TRY IT => Images within the entries are to be omitted; the remainder must be reproduced exactly.

STORED DATA =>
=====

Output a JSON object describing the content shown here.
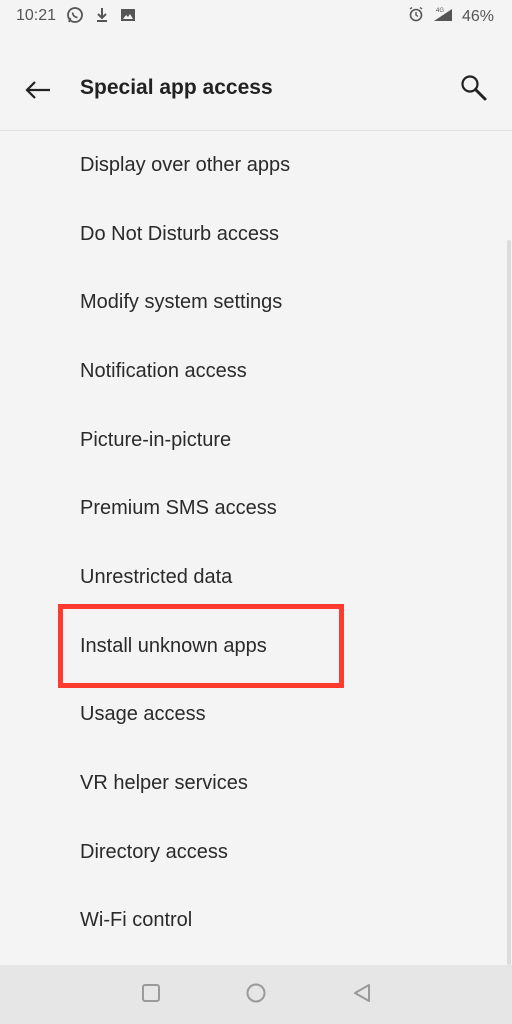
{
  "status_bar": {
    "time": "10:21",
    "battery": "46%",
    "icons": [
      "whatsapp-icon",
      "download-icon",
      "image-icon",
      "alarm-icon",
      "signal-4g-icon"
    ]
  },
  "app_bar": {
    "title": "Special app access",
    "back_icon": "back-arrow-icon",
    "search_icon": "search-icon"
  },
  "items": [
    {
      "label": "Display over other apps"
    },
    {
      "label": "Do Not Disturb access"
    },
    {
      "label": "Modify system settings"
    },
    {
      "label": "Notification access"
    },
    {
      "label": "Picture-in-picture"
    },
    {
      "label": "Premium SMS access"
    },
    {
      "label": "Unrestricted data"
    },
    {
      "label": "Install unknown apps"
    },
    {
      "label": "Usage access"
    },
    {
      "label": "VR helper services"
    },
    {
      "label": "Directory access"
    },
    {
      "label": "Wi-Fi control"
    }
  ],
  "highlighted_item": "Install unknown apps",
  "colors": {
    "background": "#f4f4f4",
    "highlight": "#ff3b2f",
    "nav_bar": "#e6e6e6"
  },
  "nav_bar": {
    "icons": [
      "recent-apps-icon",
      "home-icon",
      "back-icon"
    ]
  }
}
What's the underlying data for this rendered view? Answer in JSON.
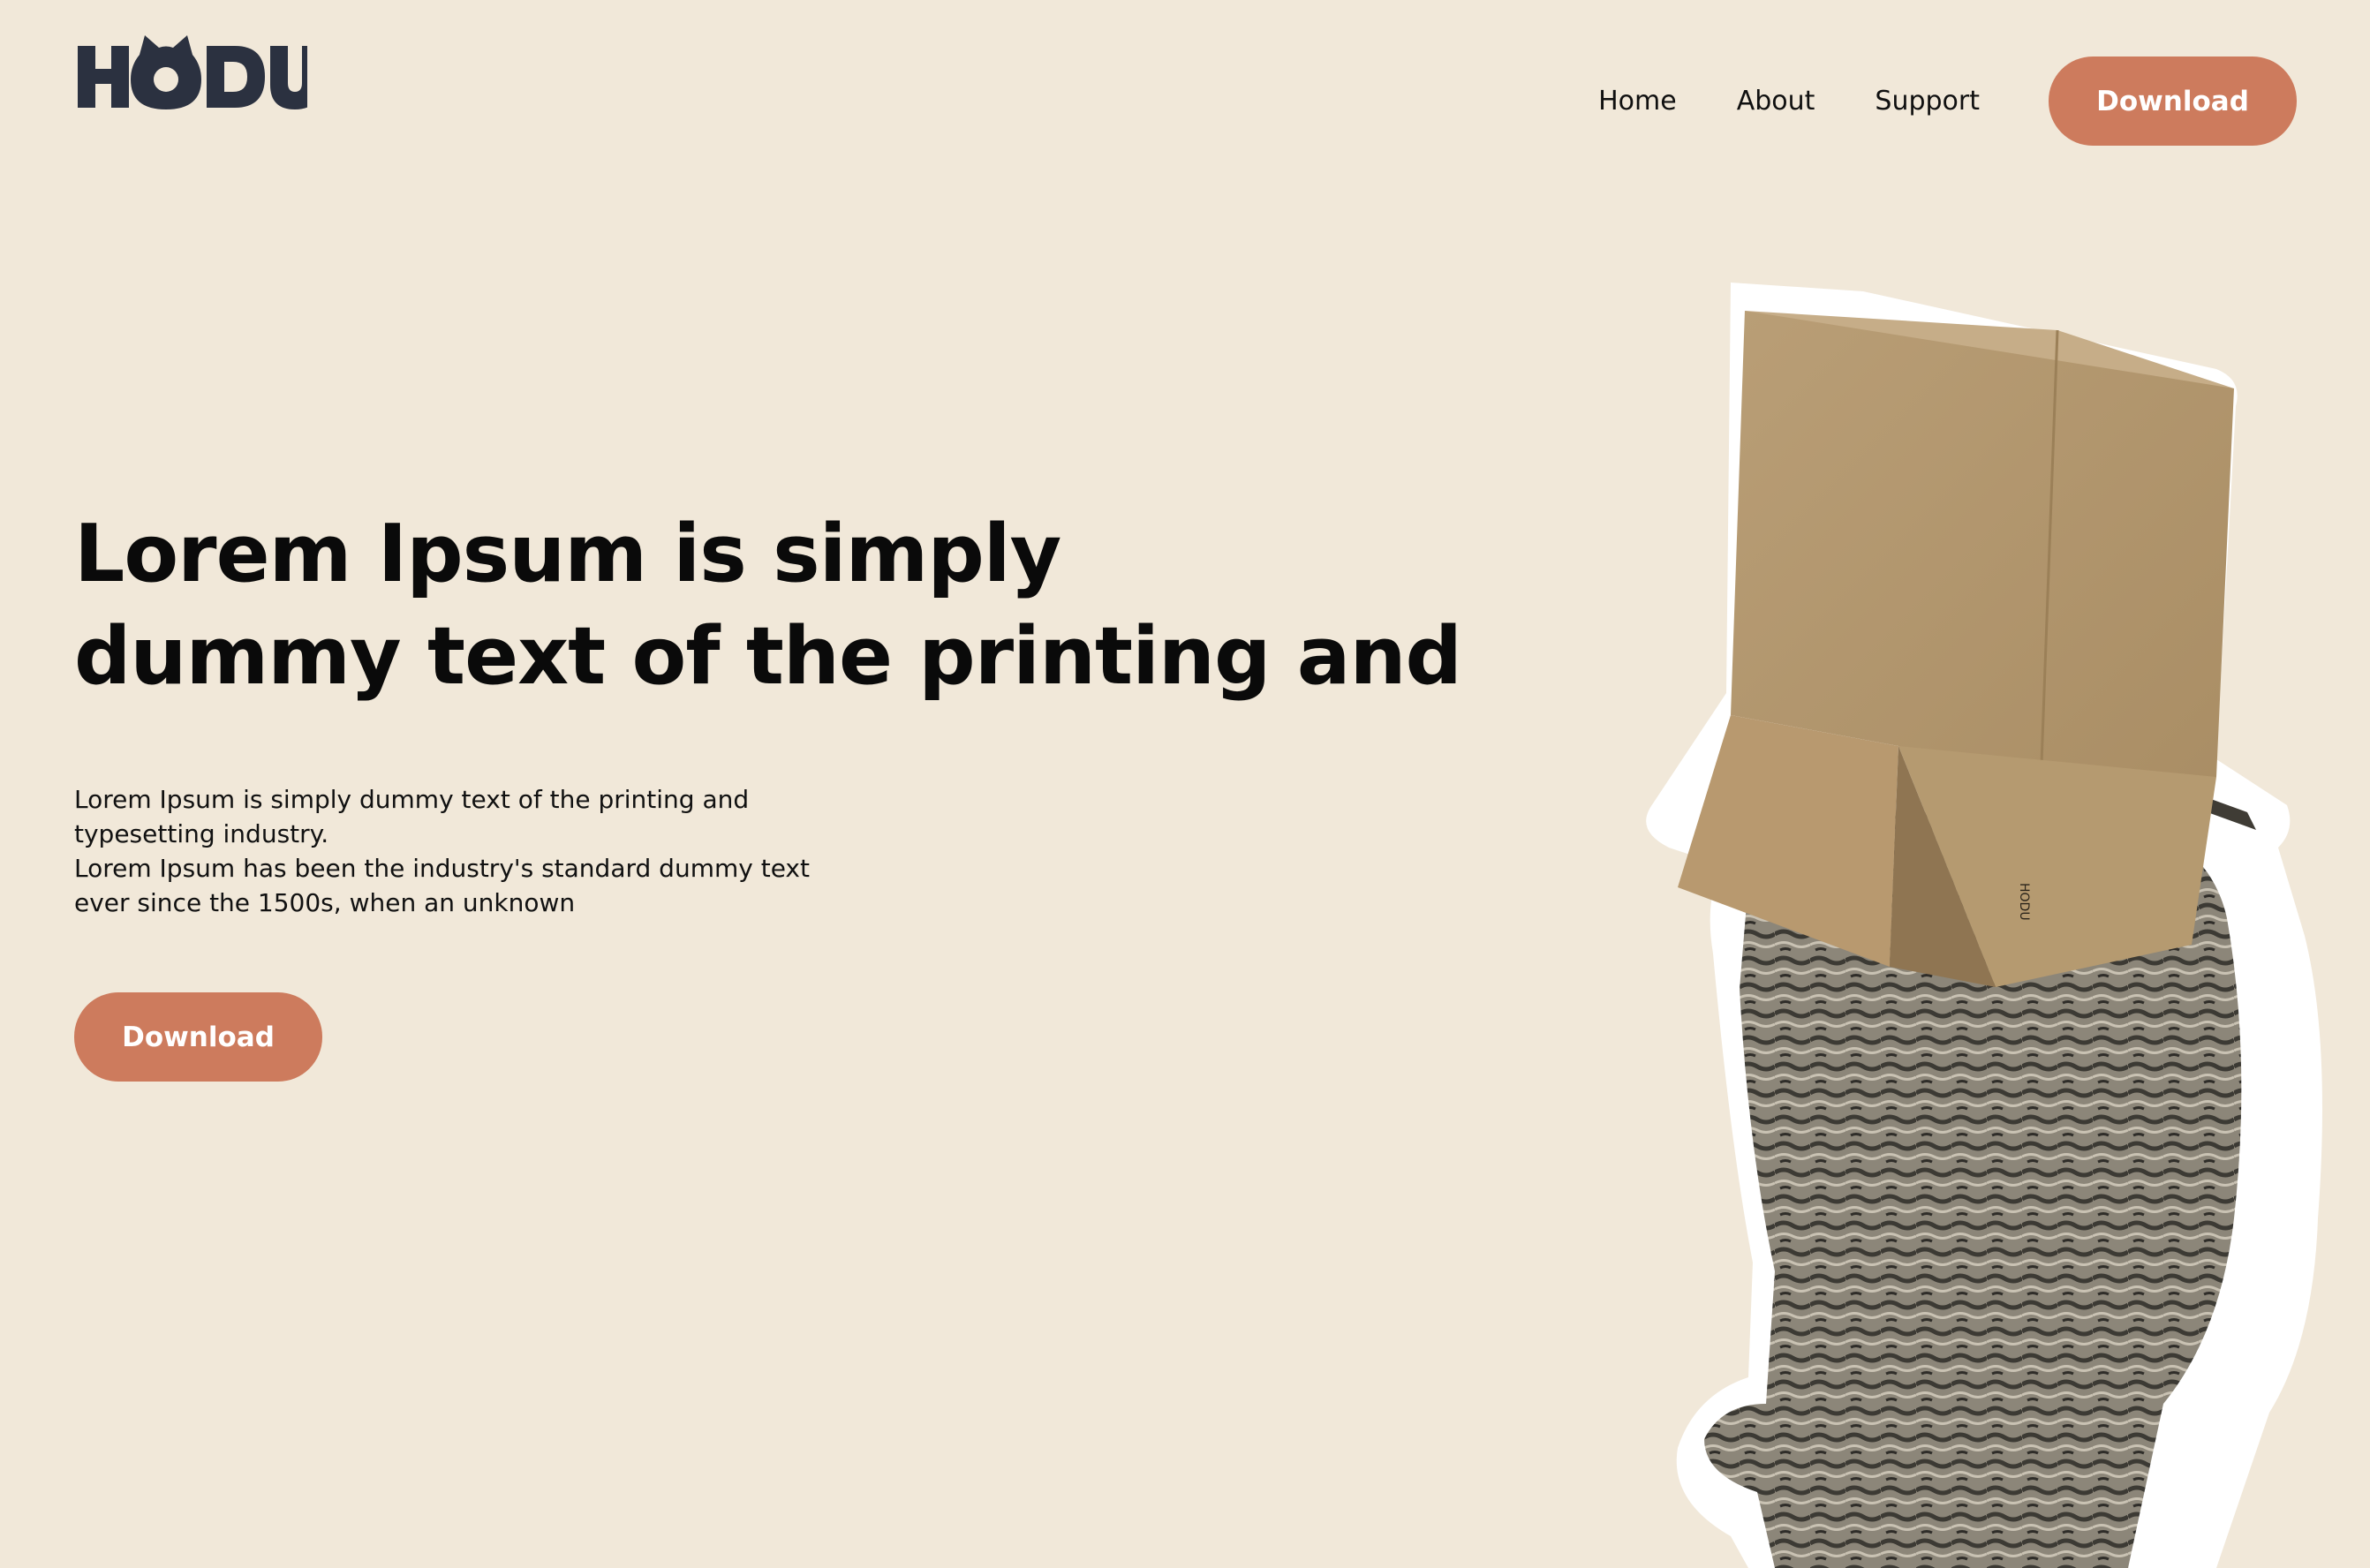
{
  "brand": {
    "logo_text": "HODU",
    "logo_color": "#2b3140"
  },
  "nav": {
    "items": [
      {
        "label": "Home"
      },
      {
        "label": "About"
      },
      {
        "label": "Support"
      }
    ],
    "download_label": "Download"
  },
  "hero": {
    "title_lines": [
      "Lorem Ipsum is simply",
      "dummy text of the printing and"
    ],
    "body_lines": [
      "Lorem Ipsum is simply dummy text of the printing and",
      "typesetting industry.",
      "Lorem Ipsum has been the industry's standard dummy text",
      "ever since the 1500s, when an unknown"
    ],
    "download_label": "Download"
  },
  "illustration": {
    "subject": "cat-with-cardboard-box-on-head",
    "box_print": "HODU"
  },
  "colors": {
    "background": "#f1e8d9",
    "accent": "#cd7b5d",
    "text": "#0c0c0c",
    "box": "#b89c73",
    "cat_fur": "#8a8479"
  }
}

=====

SOLUTION =>
Output a JSON object describing the content shown here.
{
  "status_bar": {
    "time": "10:21",
    "battery": "46%",
    "icons": [
      "whatsapp-icon",
      "download-icon",
      "image-icon",
      "alarm-icon",
      "signal-4g-icon"
    ]
  },
  "app_bar": {
    "title": "Special app access",
    "back_icon": "back-arrow-icon",
    "search_icon": "search-icon"
  },
  "items": [
    {
      "label": "Display over other apps"
    },
    {
      "label": "Do Not Disturb access"
    },
    {
      "label": "Modify system settings"
    },
    {
      "label": "Notification access"
    },
    {
      "label": "Picture-in-picture"
    },
    {
      "label": "Premium SMS access"
    },
    {
      "label": "Unrestricted data"
    },
    {
      "label": "Install unknown apps"
    },
    {
      "label": "Usage access"
    },
    {
      "label": "VR helper services"
    },
    {
      "label": "Directory access"
    },
    {
      "label": "Wi-Fi control"
    }
  ],
  "highlighted_item": "Install unknown apps",
  "colors": {
    "background": "#f4f4f4",
    "highlight": "#ff3b2f",
    "nav_bar": "#e6e6e6"
  },
  "nav_bar": {
    "icons": [
      "recent-apps-icon",
      "home-icon",
      "back-icon"
    ]
  }
}
What's the underlying data for this rendered view? Answer in JSON.
{
  "brand": {
    "logo_text": "HODU",
    "logo_color": "#2b3140"
  },
  "nav": {
    "items": [
      {
        "label": "Home"
      },
      {
        "label": "About"
      },
      {
        "label": "Support"
      }
    ],
    "download_label": "Download"
  },
  "hero": {
    "title_lines": [
      "Lorem Ipsum is simply",
      "dummy text of the printing and"
    ],
    "body_lines": [
      "Lorem Ipsum is simply dummy text of the printing and",
      "typesetting industry.",
      "Lorem Ipsum has been the industry's standard dummy text",
      "ever since the 1500s, when an unknown"
    ],
    "download_label": "Download"
  },
  "illustration": {
    "subject": "cat-with-cardboard-box-on-head",
    "box_print": "HODU"
  },
  "colors": {
    "background": "#f1e8d9",
    "accent": "#cd7b5d",
    "text": "#0c0c0c",
    "box": "#b89c73",
    "cat_fur": "#8a8479"
  }
}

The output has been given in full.